- Finish eating at least one hour before exercising.
- Drink water before, during and after your workout.
- After doing floor exercises, get up slowly and gradually to prevent dizziness.
- Never exercise to the point of exhaustion. If you can not talk normally while exercising, you are probably over-exerting yourself and you should slow down your activity.
- Stop exercising and consult your health care provider if you:
-- Feel pain
-- Have abdominal pain, pelvic pain or persistent contractions
-- Notice an absence of fetal movement
-- Feel faint, dizzy, nauseous or light-headed
-- Feel cold or clammy
-- Have vaginal bleeding
-- Have a sudden gush of fluid from the vagina or a trickle of fluid that leaks steadily (when your bag of "water" breaks, also called rupture of the amniotic membrane)
-- Notice an irregular or rapid heart beat
-- Have sudden swelling in your ankles, hands or face
-- Are short of breath
-- Have difficulty walking
What physical changes may affect my ability to exercise?
Physical changes during pregnancy create extra demands on your body. Keeping in mind the changes listed below, remember that you need to listen to your body and adjust your activities or exercise routine as necessary.
- Your developing baby and other internal changes require more oxygen and energy.
- Hormones produced during pregnancy cause the ligaments that support your joints to stretch, increasing the risk of injury.
- The extra weight and the uneven distribution of your weight shifts your center of gravity. The extra weight also puts stress on joints and muscles in the lower back and pelvic area and makes it easier for you to lose your balance.
How soon can I exercise after delivery?
It is best to ask your health care provider how soon you can begin your exercise routine after delivering your baby.
Although you may be eager to get in shape quickly, return to your pre-pregnancy fitness routines gradually. Follow your health care provider's exercise recommendations.
Most women can safely perform a low-impact activity one to two weeks after a vaginal birth (or three to four weeks after a cesarean birth). Do about half of your normal floor exercises and don't try to overdo it. Wait until about six weeks after birth before running or participating in other high impact activities.

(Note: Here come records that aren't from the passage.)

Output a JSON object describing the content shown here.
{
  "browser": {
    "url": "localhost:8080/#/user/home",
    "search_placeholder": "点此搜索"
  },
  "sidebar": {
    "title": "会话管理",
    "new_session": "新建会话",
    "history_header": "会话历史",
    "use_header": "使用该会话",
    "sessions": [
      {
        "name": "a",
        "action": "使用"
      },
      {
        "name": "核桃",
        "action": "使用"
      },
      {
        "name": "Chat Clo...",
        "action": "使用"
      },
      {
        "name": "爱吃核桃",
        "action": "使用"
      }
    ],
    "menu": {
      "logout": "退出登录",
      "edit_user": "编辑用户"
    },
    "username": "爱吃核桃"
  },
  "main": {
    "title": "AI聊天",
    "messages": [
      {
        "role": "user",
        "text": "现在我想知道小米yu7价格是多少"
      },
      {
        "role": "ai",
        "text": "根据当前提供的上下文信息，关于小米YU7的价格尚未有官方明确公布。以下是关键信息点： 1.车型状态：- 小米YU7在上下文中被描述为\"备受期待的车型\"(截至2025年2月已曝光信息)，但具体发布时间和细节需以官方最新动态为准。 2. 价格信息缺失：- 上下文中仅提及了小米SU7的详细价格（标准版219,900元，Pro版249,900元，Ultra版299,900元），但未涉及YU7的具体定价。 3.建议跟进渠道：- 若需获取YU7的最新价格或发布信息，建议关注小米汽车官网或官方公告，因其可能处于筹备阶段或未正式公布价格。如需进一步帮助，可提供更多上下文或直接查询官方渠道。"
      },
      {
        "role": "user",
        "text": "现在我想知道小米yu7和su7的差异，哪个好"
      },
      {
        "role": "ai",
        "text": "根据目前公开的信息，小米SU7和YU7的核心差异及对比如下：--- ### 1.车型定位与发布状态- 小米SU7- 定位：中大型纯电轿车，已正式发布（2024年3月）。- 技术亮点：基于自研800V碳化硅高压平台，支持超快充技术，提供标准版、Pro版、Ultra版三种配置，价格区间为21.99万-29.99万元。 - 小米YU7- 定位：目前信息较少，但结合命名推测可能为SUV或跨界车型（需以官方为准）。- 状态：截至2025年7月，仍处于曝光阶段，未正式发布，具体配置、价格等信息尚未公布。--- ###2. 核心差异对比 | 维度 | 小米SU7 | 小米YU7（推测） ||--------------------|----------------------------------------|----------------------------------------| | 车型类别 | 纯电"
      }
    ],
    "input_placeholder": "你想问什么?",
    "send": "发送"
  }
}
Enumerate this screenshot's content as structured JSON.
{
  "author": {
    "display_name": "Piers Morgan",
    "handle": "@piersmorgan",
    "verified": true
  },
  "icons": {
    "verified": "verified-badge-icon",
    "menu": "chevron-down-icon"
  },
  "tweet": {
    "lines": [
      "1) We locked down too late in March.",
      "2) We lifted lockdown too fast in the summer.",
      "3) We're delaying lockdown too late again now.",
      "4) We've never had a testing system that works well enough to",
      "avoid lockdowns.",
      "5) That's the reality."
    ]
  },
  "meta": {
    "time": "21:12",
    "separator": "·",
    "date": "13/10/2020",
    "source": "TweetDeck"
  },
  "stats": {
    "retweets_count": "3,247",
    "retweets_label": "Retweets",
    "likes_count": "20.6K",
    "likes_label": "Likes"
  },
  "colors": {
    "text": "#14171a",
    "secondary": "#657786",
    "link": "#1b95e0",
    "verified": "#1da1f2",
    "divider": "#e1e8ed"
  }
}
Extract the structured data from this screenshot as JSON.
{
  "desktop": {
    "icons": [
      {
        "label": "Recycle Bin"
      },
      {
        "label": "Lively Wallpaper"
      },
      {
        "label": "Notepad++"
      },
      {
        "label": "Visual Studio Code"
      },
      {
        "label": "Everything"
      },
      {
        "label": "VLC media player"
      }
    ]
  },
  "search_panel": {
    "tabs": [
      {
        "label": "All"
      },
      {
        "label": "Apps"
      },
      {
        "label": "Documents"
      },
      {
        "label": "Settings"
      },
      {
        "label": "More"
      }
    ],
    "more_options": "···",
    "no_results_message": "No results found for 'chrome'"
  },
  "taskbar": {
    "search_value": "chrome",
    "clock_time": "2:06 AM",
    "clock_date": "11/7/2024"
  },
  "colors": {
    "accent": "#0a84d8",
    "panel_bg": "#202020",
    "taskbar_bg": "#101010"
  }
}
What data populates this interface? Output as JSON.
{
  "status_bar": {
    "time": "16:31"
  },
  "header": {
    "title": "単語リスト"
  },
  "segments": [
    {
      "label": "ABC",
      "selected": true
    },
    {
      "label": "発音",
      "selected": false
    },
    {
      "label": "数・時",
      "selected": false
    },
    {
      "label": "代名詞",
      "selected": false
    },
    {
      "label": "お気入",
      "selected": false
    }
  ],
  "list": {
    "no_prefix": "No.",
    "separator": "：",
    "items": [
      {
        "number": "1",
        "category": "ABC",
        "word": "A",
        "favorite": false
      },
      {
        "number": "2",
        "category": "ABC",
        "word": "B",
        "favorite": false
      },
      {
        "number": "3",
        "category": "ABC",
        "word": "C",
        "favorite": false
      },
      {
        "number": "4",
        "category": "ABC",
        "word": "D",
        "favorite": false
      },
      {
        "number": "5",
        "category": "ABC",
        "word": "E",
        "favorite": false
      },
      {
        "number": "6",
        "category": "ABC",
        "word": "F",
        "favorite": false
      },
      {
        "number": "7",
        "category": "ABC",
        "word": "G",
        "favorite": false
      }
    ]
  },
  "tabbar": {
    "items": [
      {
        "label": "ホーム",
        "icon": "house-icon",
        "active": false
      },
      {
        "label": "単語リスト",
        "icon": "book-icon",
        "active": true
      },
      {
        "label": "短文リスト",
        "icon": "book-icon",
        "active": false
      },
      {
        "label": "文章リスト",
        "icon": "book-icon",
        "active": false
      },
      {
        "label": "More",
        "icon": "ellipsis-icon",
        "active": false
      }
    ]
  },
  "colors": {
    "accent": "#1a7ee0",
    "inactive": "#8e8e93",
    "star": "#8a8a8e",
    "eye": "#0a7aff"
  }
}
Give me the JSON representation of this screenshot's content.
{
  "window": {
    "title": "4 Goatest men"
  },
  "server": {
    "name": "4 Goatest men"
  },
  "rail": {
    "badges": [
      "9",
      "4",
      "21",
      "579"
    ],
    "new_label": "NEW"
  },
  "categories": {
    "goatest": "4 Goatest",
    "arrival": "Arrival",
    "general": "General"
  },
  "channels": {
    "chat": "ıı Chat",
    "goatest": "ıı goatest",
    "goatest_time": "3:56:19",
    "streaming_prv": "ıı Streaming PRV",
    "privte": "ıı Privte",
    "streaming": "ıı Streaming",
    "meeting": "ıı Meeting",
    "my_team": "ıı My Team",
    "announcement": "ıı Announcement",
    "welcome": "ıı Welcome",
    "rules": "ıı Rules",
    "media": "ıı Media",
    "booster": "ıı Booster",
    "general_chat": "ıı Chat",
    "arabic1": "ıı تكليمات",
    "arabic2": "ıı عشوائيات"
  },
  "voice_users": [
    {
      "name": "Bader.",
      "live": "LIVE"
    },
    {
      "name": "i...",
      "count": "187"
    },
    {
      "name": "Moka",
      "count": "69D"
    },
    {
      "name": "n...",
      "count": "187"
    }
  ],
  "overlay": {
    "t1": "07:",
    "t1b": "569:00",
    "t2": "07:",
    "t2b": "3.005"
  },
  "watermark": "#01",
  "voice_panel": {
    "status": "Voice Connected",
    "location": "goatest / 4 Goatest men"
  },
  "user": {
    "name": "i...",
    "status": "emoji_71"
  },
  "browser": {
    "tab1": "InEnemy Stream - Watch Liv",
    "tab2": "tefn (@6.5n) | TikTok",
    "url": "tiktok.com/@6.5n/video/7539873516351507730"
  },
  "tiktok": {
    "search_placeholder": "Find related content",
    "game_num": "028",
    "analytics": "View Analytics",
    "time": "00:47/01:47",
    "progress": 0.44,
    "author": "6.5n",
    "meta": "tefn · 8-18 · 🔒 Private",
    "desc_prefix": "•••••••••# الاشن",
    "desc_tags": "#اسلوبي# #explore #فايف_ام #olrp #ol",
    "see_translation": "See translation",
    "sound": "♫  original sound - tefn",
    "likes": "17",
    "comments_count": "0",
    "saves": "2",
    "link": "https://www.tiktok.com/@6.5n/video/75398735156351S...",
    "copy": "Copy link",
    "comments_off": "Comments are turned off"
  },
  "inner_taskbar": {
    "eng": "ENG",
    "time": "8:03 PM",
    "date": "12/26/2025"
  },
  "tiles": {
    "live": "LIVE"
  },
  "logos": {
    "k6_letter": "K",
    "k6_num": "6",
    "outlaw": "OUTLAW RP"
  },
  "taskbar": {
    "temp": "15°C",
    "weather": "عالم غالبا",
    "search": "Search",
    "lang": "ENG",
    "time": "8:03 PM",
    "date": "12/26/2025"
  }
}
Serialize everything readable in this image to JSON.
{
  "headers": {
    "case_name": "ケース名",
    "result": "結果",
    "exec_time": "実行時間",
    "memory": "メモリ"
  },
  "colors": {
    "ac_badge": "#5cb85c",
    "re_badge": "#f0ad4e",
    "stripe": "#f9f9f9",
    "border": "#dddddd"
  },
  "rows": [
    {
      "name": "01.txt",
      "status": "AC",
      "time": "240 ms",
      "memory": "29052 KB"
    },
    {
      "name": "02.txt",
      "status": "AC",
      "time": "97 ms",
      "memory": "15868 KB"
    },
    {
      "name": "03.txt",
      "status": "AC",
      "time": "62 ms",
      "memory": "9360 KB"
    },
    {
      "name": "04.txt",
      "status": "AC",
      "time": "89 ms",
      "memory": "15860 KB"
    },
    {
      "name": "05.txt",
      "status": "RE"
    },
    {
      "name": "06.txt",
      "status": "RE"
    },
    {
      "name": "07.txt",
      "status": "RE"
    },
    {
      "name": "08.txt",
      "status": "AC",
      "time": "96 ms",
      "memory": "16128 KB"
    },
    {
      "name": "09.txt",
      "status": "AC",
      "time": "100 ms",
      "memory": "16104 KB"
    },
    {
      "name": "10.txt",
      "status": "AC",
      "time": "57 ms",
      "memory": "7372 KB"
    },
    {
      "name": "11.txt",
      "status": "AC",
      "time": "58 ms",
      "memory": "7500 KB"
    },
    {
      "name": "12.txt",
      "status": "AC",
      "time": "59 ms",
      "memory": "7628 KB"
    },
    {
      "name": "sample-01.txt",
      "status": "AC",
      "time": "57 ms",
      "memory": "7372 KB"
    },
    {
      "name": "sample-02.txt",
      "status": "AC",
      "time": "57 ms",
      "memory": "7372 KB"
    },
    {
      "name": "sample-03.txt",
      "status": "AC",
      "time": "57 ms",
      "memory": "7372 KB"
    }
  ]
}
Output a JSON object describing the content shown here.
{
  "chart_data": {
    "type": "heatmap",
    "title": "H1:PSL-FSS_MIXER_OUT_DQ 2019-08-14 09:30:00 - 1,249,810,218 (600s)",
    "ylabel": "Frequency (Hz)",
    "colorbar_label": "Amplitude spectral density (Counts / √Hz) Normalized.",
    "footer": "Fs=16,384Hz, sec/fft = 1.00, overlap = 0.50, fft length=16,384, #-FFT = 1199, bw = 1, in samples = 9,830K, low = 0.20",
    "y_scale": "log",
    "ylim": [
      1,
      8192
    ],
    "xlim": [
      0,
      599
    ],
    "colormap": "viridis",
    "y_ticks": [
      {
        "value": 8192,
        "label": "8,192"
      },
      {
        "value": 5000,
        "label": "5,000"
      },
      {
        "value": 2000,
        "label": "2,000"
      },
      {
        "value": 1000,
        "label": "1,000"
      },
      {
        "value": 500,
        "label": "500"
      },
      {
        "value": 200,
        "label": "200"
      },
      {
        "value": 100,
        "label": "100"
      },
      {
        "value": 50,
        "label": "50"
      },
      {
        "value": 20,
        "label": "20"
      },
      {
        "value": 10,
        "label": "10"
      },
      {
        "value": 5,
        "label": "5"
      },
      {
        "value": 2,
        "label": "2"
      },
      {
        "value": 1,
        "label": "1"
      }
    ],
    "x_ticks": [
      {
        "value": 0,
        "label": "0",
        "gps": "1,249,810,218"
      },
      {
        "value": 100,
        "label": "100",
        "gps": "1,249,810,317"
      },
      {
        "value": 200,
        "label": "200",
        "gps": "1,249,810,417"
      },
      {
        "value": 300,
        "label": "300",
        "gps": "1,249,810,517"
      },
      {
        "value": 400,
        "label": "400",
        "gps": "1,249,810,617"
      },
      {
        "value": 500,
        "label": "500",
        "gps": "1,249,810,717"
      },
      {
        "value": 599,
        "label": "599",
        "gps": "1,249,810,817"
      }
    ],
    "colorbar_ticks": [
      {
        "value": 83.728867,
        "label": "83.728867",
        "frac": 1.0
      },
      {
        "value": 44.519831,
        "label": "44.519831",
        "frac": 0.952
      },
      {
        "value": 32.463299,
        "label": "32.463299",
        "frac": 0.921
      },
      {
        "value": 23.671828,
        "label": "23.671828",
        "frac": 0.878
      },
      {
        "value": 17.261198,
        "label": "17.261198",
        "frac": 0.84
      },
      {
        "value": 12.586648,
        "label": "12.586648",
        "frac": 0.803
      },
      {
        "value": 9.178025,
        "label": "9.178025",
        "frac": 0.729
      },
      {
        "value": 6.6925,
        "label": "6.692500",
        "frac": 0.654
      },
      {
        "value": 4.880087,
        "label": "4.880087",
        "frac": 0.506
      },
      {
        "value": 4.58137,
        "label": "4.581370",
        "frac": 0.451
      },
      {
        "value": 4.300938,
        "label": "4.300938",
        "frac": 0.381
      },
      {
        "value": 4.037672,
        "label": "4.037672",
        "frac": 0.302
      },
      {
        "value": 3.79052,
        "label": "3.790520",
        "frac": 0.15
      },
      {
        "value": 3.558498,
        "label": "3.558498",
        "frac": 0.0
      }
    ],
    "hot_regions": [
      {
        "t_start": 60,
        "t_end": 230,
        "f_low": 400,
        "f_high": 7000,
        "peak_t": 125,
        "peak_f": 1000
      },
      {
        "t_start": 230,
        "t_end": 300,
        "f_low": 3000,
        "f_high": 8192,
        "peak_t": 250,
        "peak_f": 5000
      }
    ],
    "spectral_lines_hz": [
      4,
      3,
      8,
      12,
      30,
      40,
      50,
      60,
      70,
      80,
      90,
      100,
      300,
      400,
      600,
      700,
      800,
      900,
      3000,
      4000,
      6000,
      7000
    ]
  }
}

This information is provided by the Cleveland Clinic and is not intended to replace the medical advice of your doctor or health care provider. Please consult your health care provider for advice about a specific medical condition. For additional written health information, please contact the Health Information Center at the Cleveland Clinic (216) 444-3771 or toll-free (800) 223-2273 extension 43771 or visit www.clevelandclinic.org/health This document was last reviewed on: 9/9/2002